*Note: This tutorial assumes the device is not plugged into to the coax MoCA network at the time of setup.
2. Boot the router. You will need to plug your computer into one of the yellow LAN ports on the back of the router. Wait for your computer to connect, then open a web browser, and navigate to http://192.168.1.1/.
* Note: This guide assumes that the router is in the stock factory state as shipped from Verizon. If you purchased your router 2nd-hand, you may want to do a quick factory reset to ensure a clean configuration. This is done by holding the reset button in on the back for about 30 seconds, until the Power LED turns red and flashes.
3. Login to the router. The username and password for some models is on a sticker, on the bottom of the device. If there is no sticker, the username and password are most likely admin / password.
4. Next, you will be brought to the router's main web interface. First, click on "My Network". Then go to "Network Connections".
5. After clicking "Network Connections" you should see the following page. There are two options here that we will need to click on. Repeat this process for both the "Broadband Connection (Coax)" and "Broadband Connection (Ethernet)" interfaces.
Click the interface. You should be brought to another page. Click the blue Disable button.
The router will reboot. Wait for the Power LED to turn green again, and the webpage should reload itself. Login to the router once more. Follow the instructions above to disable the other "Broadband Connection" interface.
After, you should see that both "Broadband Connection" interfaces are set to Disabled on the Network Connections page.
Next, click Network (Home/Office).
You will see a page titled Network (Home/Office) Properties. Click the blue Settings button at the bottom of the page:

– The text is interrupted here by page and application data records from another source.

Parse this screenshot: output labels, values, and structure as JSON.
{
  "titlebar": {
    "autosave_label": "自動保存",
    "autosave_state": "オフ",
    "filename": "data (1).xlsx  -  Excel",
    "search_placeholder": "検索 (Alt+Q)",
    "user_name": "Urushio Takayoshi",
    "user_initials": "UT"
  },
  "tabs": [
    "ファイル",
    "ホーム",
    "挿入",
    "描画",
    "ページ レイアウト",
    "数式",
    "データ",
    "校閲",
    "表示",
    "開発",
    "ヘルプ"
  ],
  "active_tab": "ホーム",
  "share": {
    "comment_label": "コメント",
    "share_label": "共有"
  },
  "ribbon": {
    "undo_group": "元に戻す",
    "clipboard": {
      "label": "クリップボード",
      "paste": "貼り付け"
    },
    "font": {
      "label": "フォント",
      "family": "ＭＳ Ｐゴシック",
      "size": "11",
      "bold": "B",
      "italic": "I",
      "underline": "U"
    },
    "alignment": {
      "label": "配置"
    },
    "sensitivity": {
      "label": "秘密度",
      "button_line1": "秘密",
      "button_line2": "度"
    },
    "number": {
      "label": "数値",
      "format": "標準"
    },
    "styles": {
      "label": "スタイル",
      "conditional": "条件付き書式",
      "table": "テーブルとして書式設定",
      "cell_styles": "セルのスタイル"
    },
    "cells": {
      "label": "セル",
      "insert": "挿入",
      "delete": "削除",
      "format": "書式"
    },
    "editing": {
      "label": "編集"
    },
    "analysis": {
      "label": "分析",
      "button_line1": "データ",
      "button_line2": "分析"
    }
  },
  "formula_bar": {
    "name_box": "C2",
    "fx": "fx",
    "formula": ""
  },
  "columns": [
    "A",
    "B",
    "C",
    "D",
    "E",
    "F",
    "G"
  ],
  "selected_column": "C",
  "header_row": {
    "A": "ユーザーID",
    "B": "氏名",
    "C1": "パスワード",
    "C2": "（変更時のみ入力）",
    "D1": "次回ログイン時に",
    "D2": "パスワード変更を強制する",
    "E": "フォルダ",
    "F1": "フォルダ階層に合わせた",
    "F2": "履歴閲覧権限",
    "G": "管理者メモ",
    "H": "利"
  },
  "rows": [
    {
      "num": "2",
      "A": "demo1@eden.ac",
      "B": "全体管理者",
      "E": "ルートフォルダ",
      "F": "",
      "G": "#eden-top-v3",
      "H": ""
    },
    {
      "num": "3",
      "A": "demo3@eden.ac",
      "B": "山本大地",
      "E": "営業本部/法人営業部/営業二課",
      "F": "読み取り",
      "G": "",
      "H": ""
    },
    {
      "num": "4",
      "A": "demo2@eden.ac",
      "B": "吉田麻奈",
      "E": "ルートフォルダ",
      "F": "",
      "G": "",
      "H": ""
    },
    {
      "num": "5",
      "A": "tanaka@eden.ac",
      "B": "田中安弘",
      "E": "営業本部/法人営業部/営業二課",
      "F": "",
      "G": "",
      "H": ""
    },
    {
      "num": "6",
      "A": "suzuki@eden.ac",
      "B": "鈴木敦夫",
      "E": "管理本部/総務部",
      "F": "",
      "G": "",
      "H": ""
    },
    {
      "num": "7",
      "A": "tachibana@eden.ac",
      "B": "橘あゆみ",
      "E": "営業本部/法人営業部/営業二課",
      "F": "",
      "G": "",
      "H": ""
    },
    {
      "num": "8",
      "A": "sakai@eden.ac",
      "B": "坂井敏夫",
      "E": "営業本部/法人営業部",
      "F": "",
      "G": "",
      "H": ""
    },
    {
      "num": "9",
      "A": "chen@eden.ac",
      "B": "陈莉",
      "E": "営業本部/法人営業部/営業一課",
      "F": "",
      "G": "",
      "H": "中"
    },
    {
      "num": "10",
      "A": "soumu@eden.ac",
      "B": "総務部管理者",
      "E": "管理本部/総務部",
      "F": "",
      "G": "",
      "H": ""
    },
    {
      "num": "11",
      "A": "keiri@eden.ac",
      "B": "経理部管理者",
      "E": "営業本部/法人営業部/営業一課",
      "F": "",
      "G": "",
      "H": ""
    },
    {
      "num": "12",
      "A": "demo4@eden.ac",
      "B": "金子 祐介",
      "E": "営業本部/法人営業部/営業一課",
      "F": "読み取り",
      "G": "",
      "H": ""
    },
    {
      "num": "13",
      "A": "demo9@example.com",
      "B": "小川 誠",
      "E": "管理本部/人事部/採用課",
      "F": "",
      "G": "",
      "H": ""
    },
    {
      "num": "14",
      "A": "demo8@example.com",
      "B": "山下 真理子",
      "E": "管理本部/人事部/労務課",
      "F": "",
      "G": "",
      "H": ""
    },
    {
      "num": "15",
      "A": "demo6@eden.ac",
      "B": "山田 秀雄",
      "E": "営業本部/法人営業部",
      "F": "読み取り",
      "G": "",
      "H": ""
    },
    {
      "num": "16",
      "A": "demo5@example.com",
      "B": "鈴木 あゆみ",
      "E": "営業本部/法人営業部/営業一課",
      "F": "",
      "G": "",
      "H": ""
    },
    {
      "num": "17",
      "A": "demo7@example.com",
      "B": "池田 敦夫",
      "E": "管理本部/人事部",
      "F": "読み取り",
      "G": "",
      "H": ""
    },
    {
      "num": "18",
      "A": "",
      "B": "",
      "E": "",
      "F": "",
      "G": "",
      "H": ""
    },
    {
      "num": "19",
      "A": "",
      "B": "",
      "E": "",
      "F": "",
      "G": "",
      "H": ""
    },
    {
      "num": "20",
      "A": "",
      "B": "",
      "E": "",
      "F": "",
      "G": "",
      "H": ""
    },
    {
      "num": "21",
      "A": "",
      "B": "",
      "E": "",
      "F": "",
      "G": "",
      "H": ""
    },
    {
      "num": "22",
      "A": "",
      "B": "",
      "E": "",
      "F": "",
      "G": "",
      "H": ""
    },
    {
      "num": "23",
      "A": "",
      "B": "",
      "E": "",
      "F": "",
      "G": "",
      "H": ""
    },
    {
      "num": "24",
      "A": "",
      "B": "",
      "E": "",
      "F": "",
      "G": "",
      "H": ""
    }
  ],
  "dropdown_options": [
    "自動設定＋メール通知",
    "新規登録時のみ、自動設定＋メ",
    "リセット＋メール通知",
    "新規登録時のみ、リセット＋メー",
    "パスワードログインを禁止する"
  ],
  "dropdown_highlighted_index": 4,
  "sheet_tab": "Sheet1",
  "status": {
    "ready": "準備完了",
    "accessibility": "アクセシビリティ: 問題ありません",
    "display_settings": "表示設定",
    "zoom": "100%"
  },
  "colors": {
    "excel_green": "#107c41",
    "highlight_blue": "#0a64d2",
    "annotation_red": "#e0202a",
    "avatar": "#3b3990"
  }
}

The next page will show many options. It may seem overwhelming, but we only need to change a few settings. First thing we will need to change is the router's IP address. This is so you can still access the device once its put into bridge mode. Look for the section with the dropdown menu "Use the following IP address". Change this to something such as 192.168.1.2 or anything other than your current router's IP (Usually 192.168.1.1). Not performing this step will cause issues in your network, as it will conflict with your main router!
Now, scroll down a bit more to the section that says IP Address Distribution. There should be a dropdown menu with the option DHCP Server selected. We need to change this option from DHCP Server to Disabled. Once you choose Disabled, the page should look like this.
The router will ask you to wait while it applies the changes. From now on, you need to access the router by the new address you gave it (in the above example, we would now type http://192.168.1.2/ into our browser to access the router).
At this point, your router is ready to be a MoCA bridge. Plug it into the Coax coming from your wall, then plug a client device into one of the yellow LAN ports of the router (DO NOT Use the white WAN port for plugging in devices!)
The connections should look like this:
If all is well, you will see an LED light up that says "LAN Coax".
Test by connecting a device to the LAN port of the newly configured MoCA bridge and ensure it has internet access.
Disable WiFi - Strongly recommended if router is being used as just a MoCA bridge and not a wireless repeater.
1. Login to the router again. (Remember, it has a new address now!)
Navigate to Wireless Settings > Basic Security Settings > Turn Wireless ON
Click the Off option nex to the "Turn Wireless ON" option.
Scroll down and click the blue Apply button. A page will ask you to confirm. Click Apply again. WiFi is now disabled.
You now have a fully functional MoCA bridge, for 1/10th the price.
Please feel free to copy this documentation and share it everywhere.
If you need assistance, please email me anytime, email@example.com